I realize that Sting (one of my very fav musicians by the way) is a different generation from me. He was “Born in the 50’s” as The Police song says. I am part of the “Unplugged” generation. My idea of an interesting music performance to watch includes musicians in a stripped-down (at least theatrically) environment where each performer is free to emote – both physically and musically, and above all – naturally.

This does not necessarily mean each performer in this kind of environment would act rhapsodically. But, I would expect at least some variation in facial expression from person to person and minimized pre-sychronization of movement.

I realize, those who are fans of dance might argue that synchronized movement is just as artful as synchronized music performance. However, in the context of a concert, this kind of action communicates uniformity rather than creativity as it involves the contribution of the individual performer.

All of this may just be preferential musing at this point. But, when one considers how this kind of choreographed music presentation has influenced contemporary church music, I think we can arrive at a critical conclusion.

While authenticity in artistic expression may not be a preferred quality that spans generational gaps, authenticity in musical worship – it can be argued – must necessarily be presented with utmost genuineness. This is because the kind of performance undertaken in worship leading is not the kind meant to impress with synchronized hip swaying (not to mention the potential sexual insinuations contained in these actions) nor is it meant to ‘wow’ the ‘audience’ with the latest costumes and greatest light show.
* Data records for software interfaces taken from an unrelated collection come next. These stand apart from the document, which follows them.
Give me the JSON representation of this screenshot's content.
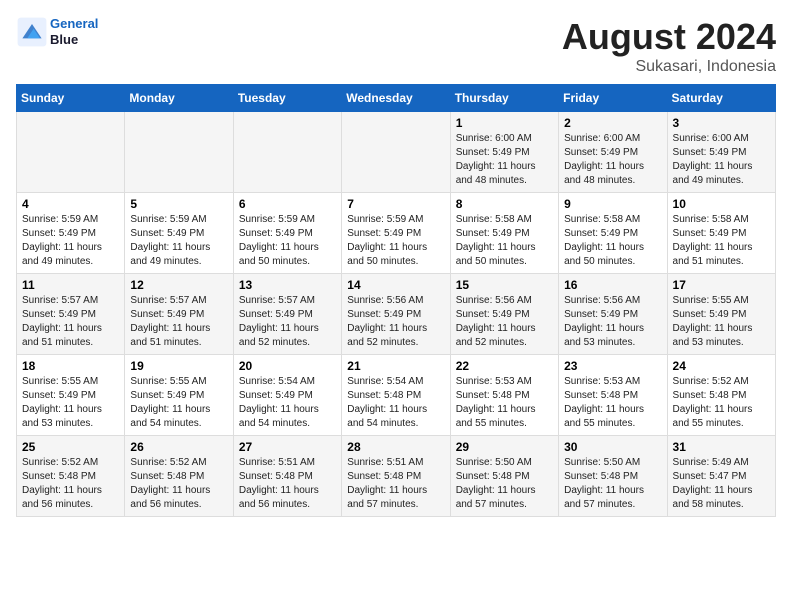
{
  "header": {
    "logo_line1": "General",
    "logo_line2": "Blue",
    "title": "August 2024",
    "subtitle": "Sukasari, Indonesia"
  },
  "weekdays": [
    "Sunday",
    "Monday",
    "Tuesday",
    "Wednesday",
    "Thursday",
    "Friday",
    "Saturday"
  ],
  "weeks": [
    [
      {
        "day": "",
        "info": ""
      },
      {
        "day": "",
        "info": ""
      },
      {
        "day": "",
        "info": ""
      },
      {
        "day": "",
        "info": ""
      },
      {
        "day": "1",
        "info": "Sunrise: 6:00 AM\nSunset: 5:49 PM\nDaylight: 11 hours\nand 48 minutes."
      },
      {
        "day": "2",
        "info": "Sunrise: 6:00 AM\nSunset: 5:49 PM\nDaylight: 11 hours\nand 48 minutes."
      },
      {
        "day": "3",
        "info": "Sunrise: 6:00 AM\nSunset: 5:49 PM\nDaylight: 11 hours\nand 49 minutes."
      }
    ],
    [
      {
        "day": "4",
        "info": "Sunrise: 5:59 AM\nSunset: 5:49 PM\nDaylight: 11 hours\nand 49 minutes."
      },
      {
        "day": "5",
        "info": "Sunrise: 5:59 AM\nSunset: 5:49 PM\nDaylight: 11 hours\nand 49 minutes."
      },
      {
        "day": "6",
        "info": "Sunrise: 5:59 AM\nSunset: 5:49 PM\nDaylight: 11 hours\nand 50 minutes."
      },
      {
        "day": "7",
        "info": "Sunrise: 5:59 AM\nSunset: 5:49 PM\nDaylight: 11 hours\nand 50 minutes."
      },
      {
        "day": "8",
        "info": "Sunrise: 5:58 AM\nSunset: 5:49 PM\nDaylight: 11 hours\nand 50 minutes."
      },
      {
        "day": "9",
        "info": "Sunrise: 5:58 AM\nSunset: 5:49 PM\nDaylight: 11 hours\nand 50 minutes."
      },
      {
        "day": "10",
        "info": "Sunrise: 5:58 AM\nSunset: 5:49 PM\nDaylight: 11 hours\nand 51 minutes."
      }
    ],
    [
      {
        "day": "11",
        "info": "Sunrise: 5:57 AM\nSunset: 5:49 PM\nDaylight: 11 hours\nand 51 minutes."
      },
      {
        "day": "12",
        "info": "Sunrise: 5:57 AM\nSunset: 5:49 PM\nDaylight: 11 hours\nand 51 minutes."
      },
      {
        "day": "13",
        "info": "Sunrise: 5:57 AM\nSunset: 5:49 PM\nDaylight: 11 hours\nand 52 minutes."
      },
      {
        "day": "14",
        "info": "Sunrise: 5:56 AM\nSunset: 5:49 PM\nDaylight: 11 hours\nand 52 minutes."
      },
      {
        "day": "15",
        "info": "Sunrise: 5:56 AM\nSunset: 5:49 PM\nDaylight: 11 hours\nand 52 minutes."
      },
      {
        "day": "16",
        "info": "Sunrise: 5:56 AM\nSunset: 5:49 PM\nDaylight: 11 hours\nand 53 minutes."
      },
      {
        "day": "17",
        "info": "Sunrise: 5:55 AM\nSunset: 5:49 PM\nDaylight: 11 hours\nand 53 minutes."
      }
    ],
    [
      {
        "day": "18",
        "info": "Sunrise: 5:55 AM\nSunset: 5:49 PM\nDaylight: 11 hours\nand 53 minutes."
      },
      {
        "day": "19",
        "info": "Sunrise: 5:55 AM\nSunset: 5:49 PM\nDaylight: 11 hours\nand 54 minutes."
      },
      {
        "day": "20",
        "info": "Sunrise: 5:54 AM\nSunset: 5:49 PM\nDaylight: 11 hours\nand 54 minutes."
      },
      {
        "day": "21",
        "info": "Sunrise: 5:54 AM\nSunset: 5:48 PM\nDaylight: 11 hours\nand 54 minutes."
      },
      {
        "day": "22",
        "info": "Sunrise: 5:53 AM\nSunset: 5:48 PM\nDaylight: 11 hours\nand 55 minutes."
      },
      {
        "day": "23",
        "info": "Sunrise: 5:53 AM\nSunset: 5:48 PM\nDaylight: 11 hours\nand 55 minutes."
      },
      {
        "day": "24",
        "info": "Sunrise: 5:52 AM\nSunset: 5:48 PM\nDaylight: 11 hours\nand 55 minutes."
      }
    ],
    [
      {
        "day": "25",
        "info": "Sunrise: 5:52 AM\nSunset: 5:48 PM\nDaylight: 11 hours\nand 56 minutes."
      },
      {
        "day": "26",
        "info": "Sunrise: 5:52 AM\nSunset: 5:48 PM\nDaylight: 11 hours\nand 56 minutes."
      },
      {
        "day": "27",
        "info": "Sunrise: 5:51 AM\nSunset: 5:48 PM\nDaylight: 11 hours\nand 56 minutes."
      },
      {
        "day": "28",
        "info": "Sunrise: 5:51 AM\nSunset: 5:48 PM\nDaylight: 11 hours\nand 57 minutes."
      },
      {
        "day": "29",
        "info": "Sunrise: 5:50 AM\nSunset: 5:48 PM\nDaylight: 11 hours\nand 57 minutes."
      },
      {
        "day": "30",
        "info": "Sunrise: 5:50 AM\nSunset: 5:48 PM\nDaylight: 11 hours\nand 57 minutes."
      },
      {
        "day": "31",
        "info": "Sunrise: 5:49 AM\nSunset: 5:47 PM\nDaylight: 11 hours\nand 58 minutes."
      }
    ]
  ]
}
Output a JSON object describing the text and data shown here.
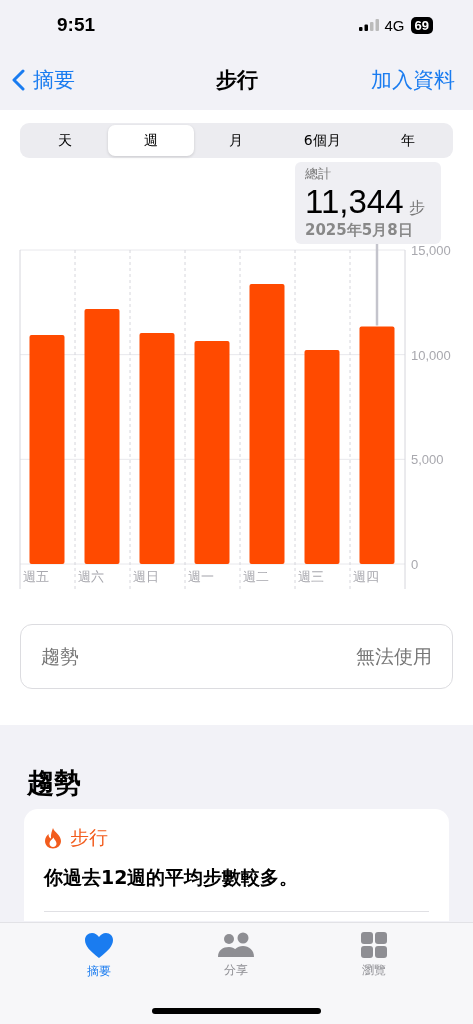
{
  "status_bar": {
    "time": "9:51",
    "network": "4G",
    "battery": "69"
  },
  "nav": {
    "back": "摘要",
    "title": "步行",
    "action": "加入資料"
  },
  "segments": [
    {
      "label": "天",
      "selected": false
    },
    {
      "label": "週",
      "selected": true
    },
    {
      "label": "月",
      "selected": false
    },
    {
      "label": "6個月",
      "selected": false
    },
    {
      "label": "年",
      "selected": false
    }
  ],
  "tooltip": {
    "label": "總計",
    "value": "11,344",
    "unit": "步",
    "date": "2025年5月8日"
  },
  "chart": {
    "chart_data": {
      "type": "bar",
      "categories": [
        "週五",
        "週六",
        "週日",
        "週一",
        "週二",
        "週三",
        "週四"
      ],
      "series": [
        {
          "color": "#ff4a00",
          "values": [
            10940,
            12180,
            11040,
            10650,
            13380,
            10220,
            11344
          ]
        }
      ],
      "ylim": [
        0,
        15000
      ],
      "yticks": [
        {
          "value": 0,
          "label": "0"
        },
        {
          "value": 5000,
          "label": "5,000"
        },
        {
          "value": 10000,
          "label": "10,000"
        },
        {
          "value": 15000,
          "label": "15,000"
        }
      ]
    }
  },
  "trend_row": {
    "label": "趨勢",
    "value": "無法使用"
  },
  "trends": {
    "heading": "趨勢",
    "card": {
      "title": "步行",
      "text": "你過去12週的平均步數較多。"
    }
  },
  "tab_bar": [
    {
      "label": "摘要",
      "kind": "heart",
      "selected": true
    },
    {
      "label": "分享",
      "kind": "people",
      "selected": false
    },
    {
      "label": "瀏覽",
      "kind": "grid",
      "selected": false
    }
  ]
}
The most impressive thing that musical worshipers can put forth involves a real presentation of music that originates in the depths of their spirit and is expelled through truthful (read: authentic) action and sound.

I haven’t asked him yet, but I’m pretty sure Asher feels the same way. Or maybe his generation will have an altogether different idea of legitimate musical stage presence, inside and outside the church.